KN: What are some of the more common questions you get asked by patrons at Cyril’s?
SD: In terms of people that shop for cheese, two or three questions come up all the time. One is: Am I supposed to eat the rind? The answer is there is no rule. If someone tells you a rule, you should ignore them because you should eat what tastes good to you — and don’t eat it if it doesn’t taste good to you. I tell people to start at the center of the cheese and work your way to the rind and stop when it doesn’t taste good anymore.
KN: Anything else?
SD: Don’t eat the wax!
KN: What sparked the idea for your very popular Cheese Club/CSA — and how does it work?
SD: I used to work at cheese shops that did really high volume on the East Coast and got into the habit of buying entire wheels. That’s the best way to buy cheese because you know it hasn’t been sitting on a shelf in transit. Think of it like an open bottle of wine that next day — it’s not undrinkable; it’s just diminished in some capacity. Same goes for a wheel of cheese.

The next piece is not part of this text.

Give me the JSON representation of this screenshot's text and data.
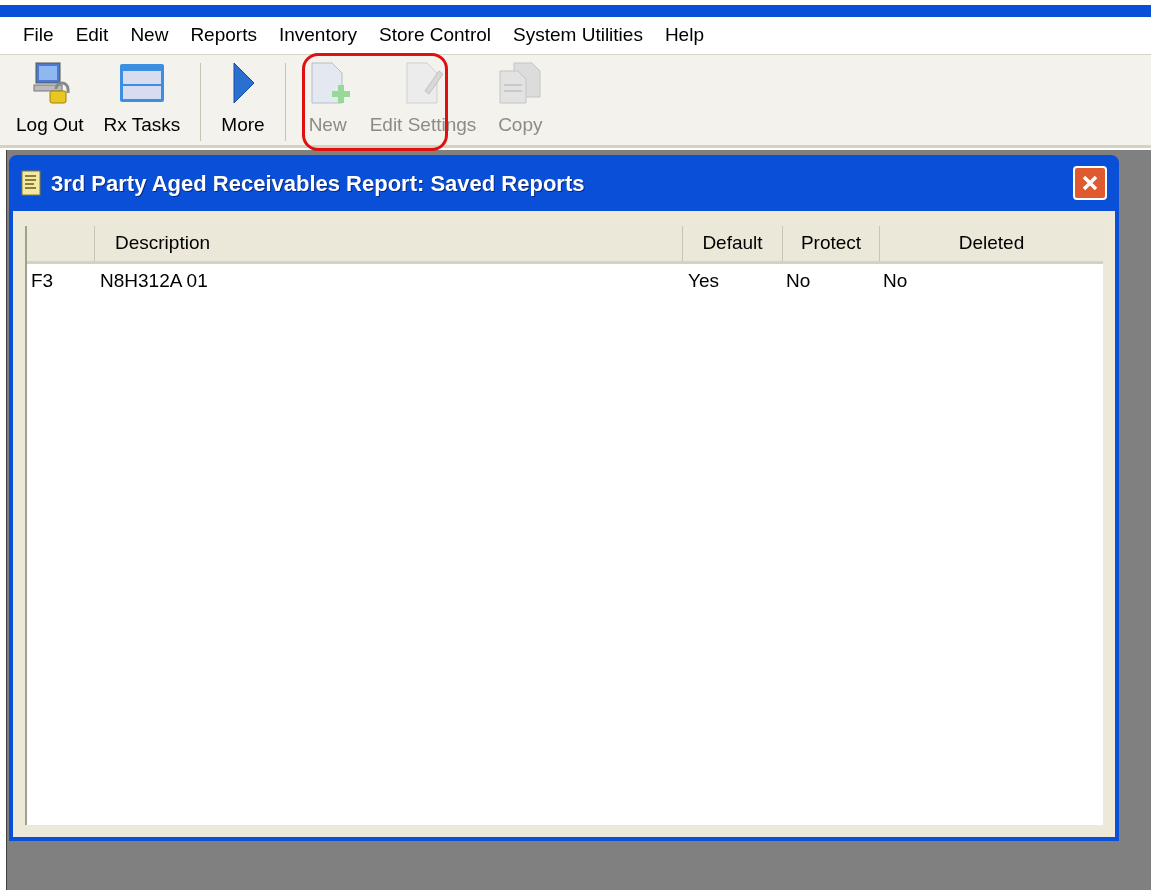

When I did my initial ordering for Cyril’s I bought a 54-pound wheel of Montgomery’s Cheddar, a beautiful traditional English cheddar. When it got here I had a moment of reckoning — the idea that I would sell this piece by piece on cheese plates would take forever. So we had a party for the launch of The Cheesemaker’s Apprentice and I cut open the wheel of cheddar. People were really into it and asked a ton of questions. I realized if I presold cheese orders, I could buy big wheels of cheese that are near and dear to my heart.
Now I use Kickstarter — each month you can choose to buy a pound of cheese; inclusive in that is a Cheese Pick-Up Party invite. We pair the cheese with beer and wine and make appetizers using the cheese for the party. Another perk for participating is you get to vote on the cheese for the next month.
KN: Your new book The Cheesemaker’s Apprentice: An Insider’s Guide to the Art and Craft of Homemade Artisan Cheese, Taught by the Masters features interviews with worldwide experts, cheese fundamentals and 16 step-by-step recipes. What was the process for writing this book and what will the reader learn?
SD: For this book I got to do what lights me up — talk to my cheese industry heroes like Jamie Montgomery of Montgomery Cheddar. I had a reason to call all these people that I really admire that I thought could impart some knowledge to a burgeoning home cheesemaker or someone thinking of becoming a professional cheesemaker. Readers will learn the basics of how cheese is made and also the techniques that allow cheesemakers to produce various types of cheeses (fresh, aged, surface ripened, blue). If a reader is so inclined they could absolutely use this book to learn to make a variety of cheeses.
The interviews with industry experts are there to offer additional support for cheesemaking — to help readers avoid pitfalls experienced by veteran cheesemakers and provide some hints on the artistry involved in production — but also to help place cheese in a larger cultural context by demonstrating how deeply ingrained and meaningful cheese is in certain cultures, and even exploring some of the key issues in our industry today like food safety concerns, cheese mites, the potential loss of biodiversity, and how those issues affect actual cheesemaking and cheesemakers today.
Personally, I also loved offering readers some guidance on how to not only store and serve cheese, but how to wrap it beautifully. Especially for people making cheese at home and wanting to give it to friends — how nice would it be to be able to hand it to them in a parcel that honors the hard work they put into making that cheese.